Today, was fantastic! I used a MACHETE!!!! Yeah, so yesterday the city officials of Port Au Prince signed 12 acres over to YWAM for the new base and to build new houses! To celebrate we went out and prayed and worshiped on the land. OH MY GOSH, awesome side note/tangent. There’s this Columbian televangelist guy here. And he brought this like extreme camera crew and worship group right. So they came along and he shows up with anointing oil, I’m all for it right… Oh wait, it was a two gallon jug! I was like, “Uh hey pastor, we anointing the land or fryin chicken!?” Then he anointed me, and I still have oil in my hair. So hilarious. I have more stories about him too. So we worship, do our thing, then they drop this box at our feet. MACHETES!!! Like 30 of them. So I grab one like lets do the dang thing right? If you have a machete in your hand, you are expected to use it. Yeah it’s sooooo hard. Blisters. So I watched some Haitians and copied their technique. You have to flip your wrist when you make contact with the tree, and pull through, makes solid cuts. In case you ever find yourself using a MACHETE (I make an mean face every time I type that word. I think it’s so cool. Say it out loud a few times, you will too!).

So tonight was also awesome. After dinner they loaded us up, by the way, there is two other teams here, they arrived this week. One is from LA and one is from Jamaica. We went to the palace. It’s like crumbled in the front, kind of represents the whole city. As we drove through I rode in the back of the pickup and you really get to take in the devastation. I didn’t realize, but they still don’t have electricity. at night this city is a very very dark place. the only business that could afford to run a generator was a bar, and it was over flowing, not really surprising. There are crushed houses and piles of rubble everywhere. Some people sleep in tents in front of their houses because they think there will be another earth quake. The smells, sounds, and spirit of hopelessness, I can’t really take it all in. We got to the palace just as the water truck rolled up. So we made two assembly lines and unloaded a dump truck filled with bottled water. Then we worshiped at the palace, then another truck came and we unloaded it too. God knew we were working hard and needed cooled off so He brought another flash flood. It was great!

I really love Haiti. It’s surreal to be here. Please be praying for me. They warned us about the “spiritual climate” here, it’s hard to explain, but it’s depressed, and lonely, and there’s this hopelessness that hangs over Haiti right now. And just being here, I feel it. And pray that I could rest up from all the chaos. But now, I’m spent. Good Night, and God Bless.

Outreach is great
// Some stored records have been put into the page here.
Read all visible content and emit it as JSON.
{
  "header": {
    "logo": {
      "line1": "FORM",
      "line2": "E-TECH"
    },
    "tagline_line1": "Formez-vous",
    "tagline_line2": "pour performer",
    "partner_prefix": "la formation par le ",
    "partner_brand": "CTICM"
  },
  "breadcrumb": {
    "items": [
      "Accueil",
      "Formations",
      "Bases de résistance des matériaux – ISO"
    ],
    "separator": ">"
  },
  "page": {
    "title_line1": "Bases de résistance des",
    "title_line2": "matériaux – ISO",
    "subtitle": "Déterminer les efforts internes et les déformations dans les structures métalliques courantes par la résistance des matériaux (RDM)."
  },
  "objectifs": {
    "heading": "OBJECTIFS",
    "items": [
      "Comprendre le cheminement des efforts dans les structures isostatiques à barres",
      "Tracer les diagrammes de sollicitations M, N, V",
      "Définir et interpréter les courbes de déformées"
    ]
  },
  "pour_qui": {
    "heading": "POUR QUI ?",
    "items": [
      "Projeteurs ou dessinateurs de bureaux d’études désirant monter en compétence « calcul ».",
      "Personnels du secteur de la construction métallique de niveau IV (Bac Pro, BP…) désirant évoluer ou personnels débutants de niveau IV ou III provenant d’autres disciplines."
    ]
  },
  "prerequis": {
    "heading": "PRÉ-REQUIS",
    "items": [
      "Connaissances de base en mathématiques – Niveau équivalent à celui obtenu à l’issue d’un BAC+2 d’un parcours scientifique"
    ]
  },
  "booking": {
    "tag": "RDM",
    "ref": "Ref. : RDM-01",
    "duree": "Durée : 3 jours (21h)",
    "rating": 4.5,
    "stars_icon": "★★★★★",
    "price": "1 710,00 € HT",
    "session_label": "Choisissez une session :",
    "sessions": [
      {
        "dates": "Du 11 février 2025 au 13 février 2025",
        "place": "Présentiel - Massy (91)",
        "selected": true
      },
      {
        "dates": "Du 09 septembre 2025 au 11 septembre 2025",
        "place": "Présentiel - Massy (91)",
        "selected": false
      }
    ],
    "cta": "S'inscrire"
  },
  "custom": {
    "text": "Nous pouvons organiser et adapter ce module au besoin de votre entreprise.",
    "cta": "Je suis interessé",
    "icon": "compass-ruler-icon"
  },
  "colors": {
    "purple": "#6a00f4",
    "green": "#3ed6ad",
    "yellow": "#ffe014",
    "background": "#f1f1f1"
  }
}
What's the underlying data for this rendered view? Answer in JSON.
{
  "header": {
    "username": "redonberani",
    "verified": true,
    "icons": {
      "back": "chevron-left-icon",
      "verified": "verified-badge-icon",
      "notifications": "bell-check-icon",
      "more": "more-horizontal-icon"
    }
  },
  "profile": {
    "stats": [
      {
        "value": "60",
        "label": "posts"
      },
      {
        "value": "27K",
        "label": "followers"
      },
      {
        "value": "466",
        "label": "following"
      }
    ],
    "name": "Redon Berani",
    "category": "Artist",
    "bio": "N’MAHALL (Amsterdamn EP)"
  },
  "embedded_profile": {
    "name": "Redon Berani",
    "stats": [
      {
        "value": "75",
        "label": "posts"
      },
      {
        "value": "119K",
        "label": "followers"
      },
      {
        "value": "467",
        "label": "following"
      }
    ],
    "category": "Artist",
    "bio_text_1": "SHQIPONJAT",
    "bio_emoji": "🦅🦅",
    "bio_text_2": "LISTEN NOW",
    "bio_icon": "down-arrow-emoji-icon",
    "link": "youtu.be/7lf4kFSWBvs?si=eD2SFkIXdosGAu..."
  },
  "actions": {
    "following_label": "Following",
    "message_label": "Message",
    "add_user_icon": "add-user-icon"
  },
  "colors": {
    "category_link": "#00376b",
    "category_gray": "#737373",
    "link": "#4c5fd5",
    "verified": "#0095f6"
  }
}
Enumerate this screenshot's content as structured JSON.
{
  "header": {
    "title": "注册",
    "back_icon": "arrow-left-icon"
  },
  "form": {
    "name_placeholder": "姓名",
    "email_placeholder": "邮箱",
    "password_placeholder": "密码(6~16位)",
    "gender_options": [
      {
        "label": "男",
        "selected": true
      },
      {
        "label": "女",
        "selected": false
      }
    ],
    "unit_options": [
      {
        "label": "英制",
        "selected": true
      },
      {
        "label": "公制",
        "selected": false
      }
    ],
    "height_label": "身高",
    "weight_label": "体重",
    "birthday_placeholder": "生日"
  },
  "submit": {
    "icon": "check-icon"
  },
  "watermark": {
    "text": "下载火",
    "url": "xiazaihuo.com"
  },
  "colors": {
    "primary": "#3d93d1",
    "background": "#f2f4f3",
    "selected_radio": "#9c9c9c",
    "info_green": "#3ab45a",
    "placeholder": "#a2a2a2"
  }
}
Not A Big City Girl….

Sad. Love big cities. I love the energy. But I’m worn out. I need to move slow sometimes. I need naps. I need to breath when I’m forced to take public transportation. Don’t get me wrong, De Effe is SICK!!! And this 1st phase of outreach has blown my mind. It’s already way beyond any expectation I had. I guess I just have a taste and I’m ready to jump into Haiti.

So roughly, this is how the last two weeks have looked. We start the day either evangelizing or interceding, then we plan who will go to what small group or church service where. Then we pray and decide who will share. And that’s it. Simple, but super busy. I have not said the word “bored” in a long time. I have fallen in love with Mexican culture. Their values really bless me sometimes. There’s a strong sense of pride, and ownership. People here are born with the gift of hospitality. I love the hug with a kiss on the cheek to greet people. I’m taking that home. I’m kissing everyone. It’s rich, it makes me feel so loved! There are things that I hate here as well. And I keep reminding myself that if I look for the bad I will find it, but I’m going to look for the good. I’m a glass is half full type girl. So, I love you Mexico City. But I think it’s time we part. I’m going to Haiti. But I hope to see you again someday.
This week…. Like Tuesday, pray for our travels!! Not only safety, but also people’s attitudes, and rest, and energy. It all comes into play. Please pray for me personally that I can feel valued as a team member even with the lack of spanish skills. I think that’s all. Thanks blog readers. I love you! I will update seriously ASAP. I’ll try to post a VLOG on FB as well! <—- A lot of acronyms! LOL